Earlier this week, Mandela's daughter Zenani Mandela-Dlamini told a crowd of reporters outside Mediclinic Heart Hospital her father "is doing very well." President Jacob Zuma has also said publicly Mandela's health is "improving."

In April, Mandela spent 18 days in the hospital due to a lung infection and was treated for gall stones in December 2012.

Mandela served as the first black president of South Africa from 1994 to 1999.

In 1993, he received a Nobel Peace Prize for his work in ending apartheid through non-violent means.

Copyright 2013 ABC News Radio


Australian Completes Treadmill Half Marathon -- On a Hot Air Balloon
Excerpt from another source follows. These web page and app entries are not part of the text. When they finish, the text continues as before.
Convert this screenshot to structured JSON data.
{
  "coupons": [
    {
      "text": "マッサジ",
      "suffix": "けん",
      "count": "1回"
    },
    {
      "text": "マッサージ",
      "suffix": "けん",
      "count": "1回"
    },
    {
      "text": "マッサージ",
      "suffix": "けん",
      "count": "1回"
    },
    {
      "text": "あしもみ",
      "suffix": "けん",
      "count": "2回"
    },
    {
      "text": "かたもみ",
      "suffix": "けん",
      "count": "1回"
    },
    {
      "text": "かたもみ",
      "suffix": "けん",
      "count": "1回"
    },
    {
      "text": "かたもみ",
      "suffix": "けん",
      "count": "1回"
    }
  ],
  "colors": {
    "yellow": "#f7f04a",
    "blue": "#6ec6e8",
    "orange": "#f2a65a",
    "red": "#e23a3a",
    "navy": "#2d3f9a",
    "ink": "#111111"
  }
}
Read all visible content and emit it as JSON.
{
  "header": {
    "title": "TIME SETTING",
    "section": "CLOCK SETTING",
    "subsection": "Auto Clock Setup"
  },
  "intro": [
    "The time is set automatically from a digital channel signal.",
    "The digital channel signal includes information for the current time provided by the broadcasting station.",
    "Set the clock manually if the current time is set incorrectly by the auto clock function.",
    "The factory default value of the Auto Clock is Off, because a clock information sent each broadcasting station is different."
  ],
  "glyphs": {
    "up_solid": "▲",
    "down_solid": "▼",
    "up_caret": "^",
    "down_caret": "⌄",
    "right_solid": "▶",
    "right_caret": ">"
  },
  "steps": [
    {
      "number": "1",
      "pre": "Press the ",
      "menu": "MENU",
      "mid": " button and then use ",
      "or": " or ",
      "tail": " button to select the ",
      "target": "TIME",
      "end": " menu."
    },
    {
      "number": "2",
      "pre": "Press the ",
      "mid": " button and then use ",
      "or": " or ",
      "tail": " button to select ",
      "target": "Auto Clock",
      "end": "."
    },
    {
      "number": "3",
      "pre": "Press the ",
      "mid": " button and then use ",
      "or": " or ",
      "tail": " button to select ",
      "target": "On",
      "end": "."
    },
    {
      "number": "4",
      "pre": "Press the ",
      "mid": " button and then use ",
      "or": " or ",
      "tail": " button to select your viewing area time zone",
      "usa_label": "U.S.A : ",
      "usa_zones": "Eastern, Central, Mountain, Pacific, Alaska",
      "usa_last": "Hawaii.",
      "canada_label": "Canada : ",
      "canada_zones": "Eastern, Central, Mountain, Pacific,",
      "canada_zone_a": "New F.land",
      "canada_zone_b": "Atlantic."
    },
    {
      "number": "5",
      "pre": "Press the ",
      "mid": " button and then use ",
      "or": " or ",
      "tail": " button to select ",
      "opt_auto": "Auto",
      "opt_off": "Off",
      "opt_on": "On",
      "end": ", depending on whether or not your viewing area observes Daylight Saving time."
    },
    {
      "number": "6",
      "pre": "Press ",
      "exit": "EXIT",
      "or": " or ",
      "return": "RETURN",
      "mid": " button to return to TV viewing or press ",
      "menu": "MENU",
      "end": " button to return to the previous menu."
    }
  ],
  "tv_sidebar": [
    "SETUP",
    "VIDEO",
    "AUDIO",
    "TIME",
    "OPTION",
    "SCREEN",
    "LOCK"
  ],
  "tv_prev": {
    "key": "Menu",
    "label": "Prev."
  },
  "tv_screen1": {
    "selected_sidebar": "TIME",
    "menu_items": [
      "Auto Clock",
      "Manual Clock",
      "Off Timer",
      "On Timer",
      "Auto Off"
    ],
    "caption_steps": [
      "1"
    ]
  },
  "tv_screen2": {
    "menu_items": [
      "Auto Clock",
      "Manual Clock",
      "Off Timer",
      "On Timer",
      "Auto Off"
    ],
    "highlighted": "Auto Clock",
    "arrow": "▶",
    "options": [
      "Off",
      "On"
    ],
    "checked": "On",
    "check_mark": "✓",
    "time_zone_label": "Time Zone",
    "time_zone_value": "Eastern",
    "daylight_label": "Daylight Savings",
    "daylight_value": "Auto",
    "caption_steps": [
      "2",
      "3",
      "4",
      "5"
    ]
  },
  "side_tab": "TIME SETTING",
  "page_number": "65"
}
Zoonar/Thinkstock(CANBERRA, Australia) -- Most people would feel plenty accomplished if they could finish a half-marathon, and even more so if they trekked the 13 miles for charity. But that's child's play for Aussie Rob Ginnivan.

On Thursday, Ginnivan finished a half marathon while on board a treadmill -- which had been loaded onto a hot air balloon.

Ginnivan told the U.K. Telegraph it took him longer than he thought. "What I didn't count on was that the basket actually tilted, so it was like running up a hill. Every time I took a step the basket would sway from left to right so I kind of had this sea type motion being in the air. It was quite bizarre and made it very difficult."

Ginnivan is hoping the stunt will help him raise around $70,000 for a heart foundation.

Copyright 2012 ABC News Radio


Japan's High Life Expectancy Rate on the Decline?

Imagewerks/Getty Images(TOKYO) -- When it comes to longevity, the Japanese have long been number one.

On average, men there live until they're 79 years old, and women until they're 86.

Healthy living is a source of national pride in the Land of the Rising Sun, but a new study says the life expectancy of Japanese are shrinking.  The report, published in the British Medical Journal, says suicides and smoking are on the rise, and that means longevity is on the decline.

Author Dr. Christopher Murphy attributes the health problems to major financial and social challenges facing the country, including economic stagnation, political turmoil, and an aging population. Dr. Murphy, affiliated with the University of Washington, says it's all taking a toll, by increasing the population's stress levels, tobacco use, and overall anxiety. Japan's public health system isn't addressing the problems, and that's leading to the country's slow decline.

Japanese health care has long been seen as the perfect model.  Infant mortality and infectious diseases declined for decades following World War II.  The system managed to provide universal health coverage for a relatively low price, and the culture taught people to treat health as a social responsibility, not just a personal issue.

But Japan is changing.  The rapidly aging population has made the country the oldest in the world, where the average age is 40 years old. Some of those who don't die of old age take their own lives out of depression in increasing numbers.

At least 30,000 have committed suicide annually for the last 13 years.  The study says that number will continue to increase unless the public health system acts soon. 

Copyright 2011 ABC News Radio


India's Health Minister Under Fire; Called Homosexuality a "Disease", India) -- India's minister of health, Ghulam Nabi Azad said he was misquoted after saying that homosexuality was "unnatural" at a HIV/AIDS conference in Delhi on Monday, according to BBC News.

Although homosexuality was legalized in India in 2009, discrimination against the homosexual community in the country is still common.

Azad was criticized by activists for calling homosexuality "a disease which has come from other countries."

"Even though it is unnatural, it exists in our country and is now fast-spreading, making it tough to detect," the health minister said at the conference Monday.

Gay rights activists are now calling for Azad to apologize for the remarks, one even telling BBC News that Azad is "ill-informed" and "living on another planet."

But Tuesday, Azad said in a news conference that his quotes were taken out of context.

"My reference was to HIV as a disease," Azad said, according to BBC News. "As health minister, I know [male homosexual sex] is not a disease."

Copyright 2011 ABC News Radio

ABC News Radio